What needs to be done
Go through the data below and return each line containing the word "icon".

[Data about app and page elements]
________________

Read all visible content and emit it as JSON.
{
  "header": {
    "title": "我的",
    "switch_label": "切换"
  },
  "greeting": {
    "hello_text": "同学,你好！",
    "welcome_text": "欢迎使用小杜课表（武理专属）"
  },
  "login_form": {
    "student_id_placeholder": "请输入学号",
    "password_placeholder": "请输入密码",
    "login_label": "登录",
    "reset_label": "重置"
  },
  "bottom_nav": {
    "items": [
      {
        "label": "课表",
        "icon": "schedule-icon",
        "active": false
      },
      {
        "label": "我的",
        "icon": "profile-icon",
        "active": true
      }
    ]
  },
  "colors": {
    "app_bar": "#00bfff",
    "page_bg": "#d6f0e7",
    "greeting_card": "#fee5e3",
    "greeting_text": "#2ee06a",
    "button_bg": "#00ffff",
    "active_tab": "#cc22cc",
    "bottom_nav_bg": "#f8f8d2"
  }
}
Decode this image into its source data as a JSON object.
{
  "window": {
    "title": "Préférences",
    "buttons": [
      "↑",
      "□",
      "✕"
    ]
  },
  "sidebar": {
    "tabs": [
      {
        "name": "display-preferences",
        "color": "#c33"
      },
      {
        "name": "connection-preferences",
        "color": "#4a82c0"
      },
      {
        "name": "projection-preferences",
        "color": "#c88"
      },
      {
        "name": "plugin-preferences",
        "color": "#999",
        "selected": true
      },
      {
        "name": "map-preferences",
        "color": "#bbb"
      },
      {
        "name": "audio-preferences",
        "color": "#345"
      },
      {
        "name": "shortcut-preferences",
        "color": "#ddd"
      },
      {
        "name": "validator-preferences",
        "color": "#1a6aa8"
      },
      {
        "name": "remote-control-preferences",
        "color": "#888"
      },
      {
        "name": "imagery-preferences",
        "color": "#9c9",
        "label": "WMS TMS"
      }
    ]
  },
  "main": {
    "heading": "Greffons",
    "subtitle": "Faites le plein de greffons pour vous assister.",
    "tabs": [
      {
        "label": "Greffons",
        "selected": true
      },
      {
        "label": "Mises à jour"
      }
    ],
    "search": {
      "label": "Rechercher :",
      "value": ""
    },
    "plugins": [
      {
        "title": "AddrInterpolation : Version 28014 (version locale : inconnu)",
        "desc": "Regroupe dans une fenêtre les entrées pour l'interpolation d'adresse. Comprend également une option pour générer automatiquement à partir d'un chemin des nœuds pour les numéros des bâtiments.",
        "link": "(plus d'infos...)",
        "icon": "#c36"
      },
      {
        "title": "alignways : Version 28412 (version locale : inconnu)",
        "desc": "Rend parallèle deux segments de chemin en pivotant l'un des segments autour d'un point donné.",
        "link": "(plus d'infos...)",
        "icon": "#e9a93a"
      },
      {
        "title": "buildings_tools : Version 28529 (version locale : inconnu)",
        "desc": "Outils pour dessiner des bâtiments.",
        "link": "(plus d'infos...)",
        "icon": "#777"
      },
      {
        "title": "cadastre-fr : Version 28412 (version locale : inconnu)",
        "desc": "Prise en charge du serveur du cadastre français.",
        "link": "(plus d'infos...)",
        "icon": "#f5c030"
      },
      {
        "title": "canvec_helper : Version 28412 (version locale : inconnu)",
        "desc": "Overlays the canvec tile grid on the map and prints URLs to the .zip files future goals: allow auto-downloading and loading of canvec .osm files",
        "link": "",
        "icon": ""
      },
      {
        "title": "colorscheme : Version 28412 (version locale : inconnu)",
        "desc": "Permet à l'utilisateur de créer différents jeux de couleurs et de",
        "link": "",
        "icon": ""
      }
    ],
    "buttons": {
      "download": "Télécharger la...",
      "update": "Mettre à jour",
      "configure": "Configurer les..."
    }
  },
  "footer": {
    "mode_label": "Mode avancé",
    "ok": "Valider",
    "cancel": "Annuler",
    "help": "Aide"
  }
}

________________

Finished task
        "icon": "schedule-icon",
        "icon": "profile-icon",
        "icon": "#c36"
        "icon": "#e9a93a"
        "icon": "#777"
        "icon": "#f5c030"
        "icon": ""
        "icon": ""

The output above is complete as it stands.